Byron was a club pro. Not always in the stand-behind-the-counter sense, though he was that guy, too. At different times, with different titles, Nelson was the pro at Texarkana Country Club, in Arkansas; Ridgewood Country Club, in New Jersey; Reading Country Club, in Pennsylvania; and Inverness Club, in Ohio.

That’s a life that Tiger does not know, not from his side of the counter, not in a first-person way. Nothing wrong with that. Golf got big. Today, you can make a great living playing. Or teaching. Or managing the shop and the staff. Nelson, at different times, did all three.

Every year, there will be fewer players playing the Nelson who knew the man. That’s OK. That’s the march of time. Jordan Spieth knew Nelson. He met him, anyway. I did, too. (“Mr. Nelson, I’d like you to meet my caddie, Michael Bamberger.” Thursday, May 9, 1985, 1st tee, Los Colinas Sports Club, first round, Byron Nelson Golf Classic. My boss was Al Geiberger. True gent.) Byron was one of those people, one of those legends: you meet, it’s engraved forever.
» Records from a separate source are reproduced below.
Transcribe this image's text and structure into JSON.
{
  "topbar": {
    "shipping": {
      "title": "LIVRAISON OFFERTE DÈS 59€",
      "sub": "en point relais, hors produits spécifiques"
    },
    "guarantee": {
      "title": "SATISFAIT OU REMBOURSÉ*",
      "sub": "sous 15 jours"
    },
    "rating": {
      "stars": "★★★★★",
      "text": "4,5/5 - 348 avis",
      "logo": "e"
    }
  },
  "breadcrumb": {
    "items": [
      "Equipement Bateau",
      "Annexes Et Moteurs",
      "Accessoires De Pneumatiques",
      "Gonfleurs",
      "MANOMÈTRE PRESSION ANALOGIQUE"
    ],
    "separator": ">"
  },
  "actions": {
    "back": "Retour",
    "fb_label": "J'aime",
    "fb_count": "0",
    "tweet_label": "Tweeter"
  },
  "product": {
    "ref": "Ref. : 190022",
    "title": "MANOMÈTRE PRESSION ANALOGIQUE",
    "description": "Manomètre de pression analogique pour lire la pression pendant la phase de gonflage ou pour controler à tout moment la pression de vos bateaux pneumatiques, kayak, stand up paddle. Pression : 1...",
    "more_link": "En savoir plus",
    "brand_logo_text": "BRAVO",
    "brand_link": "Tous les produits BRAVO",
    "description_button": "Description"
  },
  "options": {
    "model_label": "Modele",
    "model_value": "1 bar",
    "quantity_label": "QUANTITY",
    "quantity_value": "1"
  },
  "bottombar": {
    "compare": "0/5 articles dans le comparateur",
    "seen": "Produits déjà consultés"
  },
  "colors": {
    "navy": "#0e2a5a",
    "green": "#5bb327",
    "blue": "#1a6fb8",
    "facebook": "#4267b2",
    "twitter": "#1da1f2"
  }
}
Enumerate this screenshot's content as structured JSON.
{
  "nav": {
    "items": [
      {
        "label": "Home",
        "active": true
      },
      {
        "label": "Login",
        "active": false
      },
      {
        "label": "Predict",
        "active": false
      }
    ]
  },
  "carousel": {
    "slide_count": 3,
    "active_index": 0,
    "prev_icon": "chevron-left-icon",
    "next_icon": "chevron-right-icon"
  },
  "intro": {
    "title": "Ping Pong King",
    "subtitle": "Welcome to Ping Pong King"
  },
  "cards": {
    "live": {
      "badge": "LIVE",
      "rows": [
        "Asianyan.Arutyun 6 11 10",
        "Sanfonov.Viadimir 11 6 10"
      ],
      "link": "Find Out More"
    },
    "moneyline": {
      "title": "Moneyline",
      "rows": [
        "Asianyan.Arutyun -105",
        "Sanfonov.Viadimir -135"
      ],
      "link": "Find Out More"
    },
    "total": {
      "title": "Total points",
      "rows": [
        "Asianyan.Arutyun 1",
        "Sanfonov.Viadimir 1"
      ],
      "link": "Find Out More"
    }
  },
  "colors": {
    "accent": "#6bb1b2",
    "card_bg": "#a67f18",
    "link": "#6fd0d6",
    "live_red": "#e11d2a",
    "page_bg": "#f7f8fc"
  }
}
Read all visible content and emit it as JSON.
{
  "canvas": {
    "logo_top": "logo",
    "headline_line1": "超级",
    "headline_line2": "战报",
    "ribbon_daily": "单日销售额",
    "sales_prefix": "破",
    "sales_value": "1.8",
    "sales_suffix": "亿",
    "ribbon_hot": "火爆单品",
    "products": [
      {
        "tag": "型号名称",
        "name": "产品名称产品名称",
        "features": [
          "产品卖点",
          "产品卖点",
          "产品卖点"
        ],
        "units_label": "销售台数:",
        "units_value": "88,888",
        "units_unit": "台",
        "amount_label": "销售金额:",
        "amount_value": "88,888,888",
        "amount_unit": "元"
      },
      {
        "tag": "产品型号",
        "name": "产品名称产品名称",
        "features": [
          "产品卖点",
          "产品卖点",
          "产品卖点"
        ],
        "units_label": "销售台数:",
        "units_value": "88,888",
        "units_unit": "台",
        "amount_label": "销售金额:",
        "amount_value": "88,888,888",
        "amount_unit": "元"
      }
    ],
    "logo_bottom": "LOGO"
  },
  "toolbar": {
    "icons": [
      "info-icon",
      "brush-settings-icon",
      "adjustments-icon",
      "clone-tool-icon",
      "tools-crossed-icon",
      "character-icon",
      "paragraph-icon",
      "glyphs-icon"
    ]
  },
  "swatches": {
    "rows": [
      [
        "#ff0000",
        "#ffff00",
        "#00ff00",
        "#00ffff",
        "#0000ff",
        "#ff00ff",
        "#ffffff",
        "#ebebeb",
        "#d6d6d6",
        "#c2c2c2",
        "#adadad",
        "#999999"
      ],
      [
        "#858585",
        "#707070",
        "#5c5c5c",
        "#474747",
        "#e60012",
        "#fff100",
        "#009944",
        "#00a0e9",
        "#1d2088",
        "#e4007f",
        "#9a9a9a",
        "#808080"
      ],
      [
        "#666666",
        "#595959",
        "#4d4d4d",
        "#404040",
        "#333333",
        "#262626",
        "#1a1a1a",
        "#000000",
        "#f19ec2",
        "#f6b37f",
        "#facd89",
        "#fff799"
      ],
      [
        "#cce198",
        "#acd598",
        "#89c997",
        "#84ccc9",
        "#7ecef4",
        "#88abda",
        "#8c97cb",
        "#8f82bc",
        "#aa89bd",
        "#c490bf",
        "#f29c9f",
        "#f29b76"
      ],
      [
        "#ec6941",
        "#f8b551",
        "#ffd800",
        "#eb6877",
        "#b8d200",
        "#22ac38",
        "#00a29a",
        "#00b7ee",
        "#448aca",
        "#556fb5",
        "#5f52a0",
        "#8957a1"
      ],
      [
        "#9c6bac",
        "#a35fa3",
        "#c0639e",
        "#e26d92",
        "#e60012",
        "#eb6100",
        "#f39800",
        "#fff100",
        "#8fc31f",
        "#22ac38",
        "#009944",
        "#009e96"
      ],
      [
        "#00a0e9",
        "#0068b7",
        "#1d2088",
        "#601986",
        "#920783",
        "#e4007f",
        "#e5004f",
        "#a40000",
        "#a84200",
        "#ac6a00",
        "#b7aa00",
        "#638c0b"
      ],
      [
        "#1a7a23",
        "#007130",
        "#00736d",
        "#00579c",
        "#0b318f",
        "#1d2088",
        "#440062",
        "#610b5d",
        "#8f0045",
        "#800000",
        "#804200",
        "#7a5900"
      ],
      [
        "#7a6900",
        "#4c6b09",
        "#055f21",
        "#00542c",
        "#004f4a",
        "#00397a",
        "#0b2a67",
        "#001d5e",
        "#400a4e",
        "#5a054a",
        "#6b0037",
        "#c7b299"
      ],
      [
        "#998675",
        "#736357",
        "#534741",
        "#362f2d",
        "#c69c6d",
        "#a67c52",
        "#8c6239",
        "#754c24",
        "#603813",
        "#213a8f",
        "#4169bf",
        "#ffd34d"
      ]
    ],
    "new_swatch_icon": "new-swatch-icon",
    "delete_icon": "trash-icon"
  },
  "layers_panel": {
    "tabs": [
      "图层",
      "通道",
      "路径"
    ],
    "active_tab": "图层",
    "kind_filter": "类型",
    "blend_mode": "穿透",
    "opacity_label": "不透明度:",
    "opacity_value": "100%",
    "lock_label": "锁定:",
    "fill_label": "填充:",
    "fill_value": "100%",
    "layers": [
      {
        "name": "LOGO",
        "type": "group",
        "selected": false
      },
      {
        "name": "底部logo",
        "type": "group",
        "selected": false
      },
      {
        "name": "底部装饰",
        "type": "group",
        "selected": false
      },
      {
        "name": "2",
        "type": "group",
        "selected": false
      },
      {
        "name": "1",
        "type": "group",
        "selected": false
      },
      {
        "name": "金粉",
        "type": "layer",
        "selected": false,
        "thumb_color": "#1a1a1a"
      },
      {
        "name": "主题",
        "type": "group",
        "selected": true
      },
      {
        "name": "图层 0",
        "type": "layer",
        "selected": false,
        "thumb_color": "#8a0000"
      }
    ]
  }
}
The PGA Championship has a dinner for former winners. Someday, you hope, Tiger will be back at it, whether he’s playing in the event or not, sitting with young Collin Morikawa, telling him about Nelson, about what it was like to be in his presence. Tiger can talk about the man’s swing, his era, his aura, whatever he wishes. You hope that happens. It would be good for everybody.

Michael Bamberger welcomes your comments at Michael.Bamberger@Golf.com.

generic profile image

Michael Bamberger

Golf.com Contributor

Michael Bamberger writes for GOLF Magazine and GOLF.com. Before that, he spent nearly 23 years as senior writer for Sports Illustrated. After college, he worked as a newspaper reporter, first for the (Martha’s) Vineyard Gazette, later for The Philadelphia Inquirer. He has written a variety of books about golf and other subjects, the most recent of which is The Second Life of Tiger Woods. His magazine work has been featured in multiple editions of The Best American Sports Writing. He holds a U.S. patent on The E-Club, a utility golf club. In 2016, he was given the Donald Ross Award by the American Society of Golf Course Architects, the organization’s highest honor.